- [Problem to solve] For the records that follow, say how many lines have the word "JSON" in them. Write the number and nothing more.
[Start of section]
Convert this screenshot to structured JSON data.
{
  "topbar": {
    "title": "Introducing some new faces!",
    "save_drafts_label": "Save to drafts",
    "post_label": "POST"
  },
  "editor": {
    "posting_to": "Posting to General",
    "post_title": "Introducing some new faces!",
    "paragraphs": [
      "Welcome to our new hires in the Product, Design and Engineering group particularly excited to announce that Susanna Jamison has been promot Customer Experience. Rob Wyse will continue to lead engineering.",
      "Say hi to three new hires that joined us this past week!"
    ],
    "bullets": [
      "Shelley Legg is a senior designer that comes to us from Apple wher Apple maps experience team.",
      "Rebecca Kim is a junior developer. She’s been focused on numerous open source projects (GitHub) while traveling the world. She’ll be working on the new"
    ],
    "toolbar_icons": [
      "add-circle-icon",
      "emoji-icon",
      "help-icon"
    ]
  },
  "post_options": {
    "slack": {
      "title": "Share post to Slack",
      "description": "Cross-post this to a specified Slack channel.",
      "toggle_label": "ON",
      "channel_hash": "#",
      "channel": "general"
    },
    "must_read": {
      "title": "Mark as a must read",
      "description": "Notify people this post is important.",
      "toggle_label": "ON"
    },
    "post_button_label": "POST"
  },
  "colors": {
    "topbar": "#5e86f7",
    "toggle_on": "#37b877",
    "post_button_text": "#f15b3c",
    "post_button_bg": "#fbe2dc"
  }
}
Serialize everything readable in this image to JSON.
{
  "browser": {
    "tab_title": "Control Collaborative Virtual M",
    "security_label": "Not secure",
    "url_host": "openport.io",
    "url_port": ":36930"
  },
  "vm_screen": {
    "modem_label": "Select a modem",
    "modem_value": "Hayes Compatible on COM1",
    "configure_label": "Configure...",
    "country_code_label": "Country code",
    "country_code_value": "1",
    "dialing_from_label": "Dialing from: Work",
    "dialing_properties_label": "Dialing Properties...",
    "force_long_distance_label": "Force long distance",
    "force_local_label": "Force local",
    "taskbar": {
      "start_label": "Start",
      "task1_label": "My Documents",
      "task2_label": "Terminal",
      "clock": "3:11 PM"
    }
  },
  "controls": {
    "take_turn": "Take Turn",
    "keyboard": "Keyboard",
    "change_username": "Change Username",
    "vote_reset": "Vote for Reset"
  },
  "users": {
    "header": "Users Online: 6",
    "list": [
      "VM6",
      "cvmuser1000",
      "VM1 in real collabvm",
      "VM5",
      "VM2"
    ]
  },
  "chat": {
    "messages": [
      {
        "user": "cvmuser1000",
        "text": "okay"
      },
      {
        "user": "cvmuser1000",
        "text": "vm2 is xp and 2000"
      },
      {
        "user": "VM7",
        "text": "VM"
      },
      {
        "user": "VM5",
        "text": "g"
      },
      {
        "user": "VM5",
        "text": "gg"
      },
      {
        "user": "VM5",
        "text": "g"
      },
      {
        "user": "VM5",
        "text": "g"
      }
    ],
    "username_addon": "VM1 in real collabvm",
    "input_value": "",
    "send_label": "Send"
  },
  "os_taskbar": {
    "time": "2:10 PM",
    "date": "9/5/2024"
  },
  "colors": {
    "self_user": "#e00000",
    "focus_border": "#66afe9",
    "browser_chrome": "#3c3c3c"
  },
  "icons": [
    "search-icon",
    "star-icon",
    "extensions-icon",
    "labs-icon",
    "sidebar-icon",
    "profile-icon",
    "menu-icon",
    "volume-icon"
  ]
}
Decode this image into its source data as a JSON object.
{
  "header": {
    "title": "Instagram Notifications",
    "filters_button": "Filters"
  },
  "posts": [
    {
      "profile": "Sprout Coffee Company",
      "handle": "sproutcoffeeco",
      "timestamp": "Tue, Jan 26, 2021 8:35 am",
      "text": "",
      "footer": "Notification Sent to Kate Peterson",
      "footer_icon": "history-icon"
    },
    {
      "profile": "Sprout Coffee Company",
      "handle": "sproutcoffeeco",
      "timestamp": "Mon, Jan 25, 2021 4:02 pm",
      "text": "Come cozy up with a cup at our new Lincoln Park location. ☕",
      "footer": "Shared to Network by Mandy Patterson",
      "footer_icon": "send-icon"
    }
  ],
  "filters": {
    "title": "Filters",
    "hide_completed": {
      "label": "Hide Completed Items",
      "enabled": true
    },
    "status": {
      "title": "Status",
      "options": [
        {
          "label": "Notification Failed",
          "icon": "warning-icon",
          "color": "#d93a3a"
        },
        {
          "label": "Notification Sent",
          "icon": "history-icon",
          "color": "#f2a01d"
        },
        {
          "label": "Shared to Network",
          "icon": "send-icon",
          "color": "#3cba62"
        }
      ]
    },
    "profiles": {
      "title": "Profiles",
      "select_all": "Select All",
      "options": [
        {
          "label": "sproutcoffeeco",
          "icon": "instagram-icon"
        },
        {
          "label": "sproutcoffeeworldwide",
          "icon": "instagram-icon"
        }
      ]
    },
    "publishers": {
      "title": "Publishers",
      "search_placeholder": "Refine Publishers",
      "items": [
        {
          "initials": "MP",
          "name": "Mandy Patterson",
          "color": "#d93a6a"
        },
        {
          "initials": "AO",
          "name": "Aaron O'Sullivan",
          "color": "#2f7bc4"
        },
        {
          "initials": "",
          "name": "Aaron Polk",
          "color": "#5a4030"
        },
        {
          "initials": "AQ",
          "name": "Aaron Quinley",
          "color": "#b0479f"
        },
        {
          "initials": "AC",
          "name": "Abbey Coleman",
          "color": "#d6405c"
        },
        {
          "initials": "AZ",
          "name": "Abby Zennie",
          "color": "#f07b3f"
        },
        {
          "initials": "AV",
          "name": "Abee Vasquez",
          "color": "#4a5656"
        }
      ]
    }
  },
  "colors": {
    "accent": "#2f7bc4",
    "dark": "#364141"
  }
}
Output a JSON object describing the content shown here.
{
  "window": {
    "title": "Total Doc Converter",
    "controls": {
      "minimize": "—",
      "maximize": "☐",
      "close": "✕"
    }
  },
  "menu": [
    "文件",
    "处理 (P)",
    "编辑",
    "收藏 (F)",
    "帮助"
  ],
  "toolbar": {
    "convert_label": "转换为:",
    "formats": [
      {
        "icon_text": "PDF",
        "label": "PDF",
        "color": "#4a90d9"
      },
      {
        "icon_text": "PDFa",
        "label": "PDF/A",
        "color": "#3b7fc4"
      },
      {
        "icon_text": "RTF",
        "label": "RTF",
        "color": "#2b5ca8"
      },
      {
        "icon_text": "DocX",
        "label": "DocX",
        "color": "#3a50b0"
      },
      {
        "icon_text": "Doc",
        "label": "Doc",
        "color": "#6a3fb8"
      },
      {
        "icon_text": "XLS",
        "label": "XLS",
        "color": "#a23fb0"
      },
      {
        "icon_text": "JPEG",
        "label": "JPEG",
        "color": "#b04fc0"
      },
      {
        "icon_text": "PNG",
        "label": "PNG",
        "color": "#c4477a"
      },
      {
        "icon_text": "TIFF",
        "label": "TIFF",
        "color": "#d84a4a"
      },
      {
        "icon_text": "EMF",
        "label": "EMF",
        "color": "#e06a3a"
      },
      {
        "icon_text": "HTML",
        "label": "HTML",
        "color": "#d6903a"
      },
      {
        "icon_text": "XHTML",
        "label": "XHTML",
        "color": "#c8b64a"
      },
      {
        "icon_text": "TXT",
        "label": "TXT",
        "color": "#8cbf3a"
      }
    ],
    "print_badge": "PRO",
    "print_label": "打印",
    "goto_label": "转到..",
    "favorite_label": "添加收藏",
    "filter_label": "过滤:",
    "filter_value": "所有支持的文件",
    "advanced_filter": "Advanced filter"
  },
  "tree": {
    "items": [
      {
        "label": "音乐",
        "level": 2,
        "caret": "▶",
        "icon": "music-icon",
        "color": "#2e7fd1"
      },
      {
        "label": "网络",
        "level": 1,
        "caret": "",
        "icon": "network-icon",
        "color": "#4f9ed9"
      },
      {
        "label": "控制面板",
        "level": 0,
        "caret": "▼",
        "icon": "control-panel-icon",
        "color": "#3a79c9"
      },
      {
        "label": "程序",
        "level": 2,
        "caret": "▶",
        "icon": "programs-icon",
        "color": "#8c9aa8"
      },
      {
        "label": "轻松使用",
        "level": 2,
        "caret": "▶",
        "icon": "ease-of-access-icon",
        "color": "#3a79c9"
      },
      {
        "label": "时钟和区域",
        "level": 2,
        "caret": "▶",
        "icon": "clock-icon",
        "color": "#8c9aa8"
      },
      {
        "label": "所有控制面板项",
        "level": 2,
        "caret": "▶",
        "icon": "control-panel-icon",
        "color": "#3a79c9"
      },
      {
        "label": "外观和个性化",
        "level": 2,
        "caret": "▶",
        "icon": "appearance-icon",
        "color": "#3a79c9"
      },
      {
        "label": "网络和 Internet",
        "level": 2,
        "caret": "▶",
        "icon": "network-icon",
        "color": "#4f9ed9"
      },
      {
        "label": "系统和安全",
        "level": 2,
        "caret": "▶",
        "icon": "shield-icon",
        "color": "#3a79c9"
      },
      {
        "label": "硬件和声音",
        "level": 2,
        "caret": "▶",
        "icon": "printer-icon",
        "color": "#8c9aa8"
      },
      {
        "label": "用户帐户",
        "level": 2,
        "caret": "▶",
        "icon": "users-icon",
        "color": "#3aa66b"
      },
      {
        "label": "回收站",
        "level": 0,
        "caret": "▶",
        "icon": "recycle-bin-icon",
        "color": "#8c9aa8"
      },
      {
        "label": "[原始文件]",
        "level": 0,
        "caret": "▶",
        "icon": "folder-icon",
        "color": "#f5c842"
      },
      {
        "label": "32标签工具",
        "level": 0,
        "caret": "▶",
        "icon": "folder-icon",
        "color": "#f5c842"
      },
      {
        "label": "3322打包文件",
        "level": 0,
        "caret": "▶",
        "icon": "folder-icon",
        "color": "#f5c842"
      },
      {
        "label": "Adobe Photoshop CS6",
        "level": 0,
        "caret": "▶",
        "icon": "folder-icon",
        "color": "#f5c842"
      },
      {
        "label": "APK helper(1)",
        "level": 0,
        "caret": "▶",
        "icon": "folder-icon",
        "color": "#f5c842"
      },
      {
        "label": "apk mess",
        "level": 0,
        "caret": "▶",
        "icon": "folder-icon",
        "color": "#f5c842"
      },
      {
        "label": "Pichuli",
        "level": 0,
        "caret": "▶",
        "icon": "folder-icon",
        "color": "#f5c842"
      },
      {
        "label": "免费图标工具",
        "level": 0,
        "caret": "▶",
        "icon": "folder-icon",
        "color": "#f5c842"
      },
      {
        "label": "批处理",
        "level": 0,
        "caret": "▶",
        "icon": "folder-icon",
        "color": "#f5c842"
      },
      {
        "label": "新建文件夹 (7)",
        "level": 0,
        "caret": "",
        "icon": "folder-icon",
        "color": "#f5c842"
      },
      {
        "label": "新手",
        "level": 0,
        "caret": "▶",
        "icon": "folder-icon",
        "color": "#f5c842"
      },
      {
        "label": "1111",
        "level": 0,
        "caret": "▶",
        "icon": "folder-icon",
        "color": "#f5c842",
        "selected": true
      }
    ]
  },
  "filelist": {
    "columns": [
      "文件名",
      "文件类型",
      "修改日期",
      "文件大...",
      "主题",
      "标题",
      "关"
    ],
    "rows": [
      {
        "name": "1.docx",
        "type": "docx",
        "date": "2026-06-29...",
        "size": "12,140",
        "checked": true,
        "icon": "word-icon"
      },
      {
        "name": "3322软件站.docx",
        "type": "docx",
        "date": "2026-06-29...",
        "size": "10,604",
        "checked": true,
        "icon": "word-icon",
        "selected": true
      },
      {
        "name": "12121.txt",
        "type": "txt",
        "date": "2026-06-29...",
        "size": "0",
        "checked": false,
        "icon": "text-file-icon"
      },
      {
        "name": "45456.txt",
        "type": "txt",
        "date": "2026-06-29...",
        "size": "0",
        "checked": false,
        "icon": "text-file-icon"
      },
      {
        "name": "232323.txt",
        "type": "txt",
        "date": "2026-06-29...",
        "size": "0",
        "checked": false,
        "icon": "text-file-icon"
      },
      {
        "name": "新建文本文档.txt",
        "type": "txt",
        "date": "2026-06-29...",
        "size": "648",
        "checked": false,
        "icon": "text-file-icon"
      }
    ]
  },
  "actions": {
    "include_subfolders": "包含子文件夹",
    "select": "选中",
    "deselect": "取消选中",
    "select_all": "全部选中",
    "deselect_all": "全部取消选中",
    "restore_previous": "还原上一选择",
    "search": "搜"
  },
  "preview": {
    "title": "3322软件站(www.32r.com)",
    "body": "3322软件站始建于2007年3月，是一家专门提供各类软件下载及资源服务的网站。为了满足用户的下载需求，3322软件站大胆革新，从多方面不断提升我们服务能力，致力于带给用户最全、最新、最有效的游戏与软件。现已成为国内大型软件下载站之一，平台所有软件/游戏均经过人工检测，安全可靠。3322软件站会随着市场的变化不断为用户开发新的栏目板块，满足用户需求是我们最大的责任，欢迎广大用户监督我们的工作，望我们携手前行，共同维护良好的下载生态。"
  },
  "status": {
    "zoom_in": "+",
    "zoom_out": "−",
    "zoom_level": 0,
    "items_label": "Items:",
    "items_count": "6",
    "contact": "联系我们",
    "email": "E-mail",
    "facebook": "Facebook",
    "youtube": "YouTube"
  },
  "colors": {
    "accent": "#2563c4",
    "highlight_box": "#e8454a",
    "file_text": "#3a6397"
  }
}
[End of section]
- [Response to the exercise] 4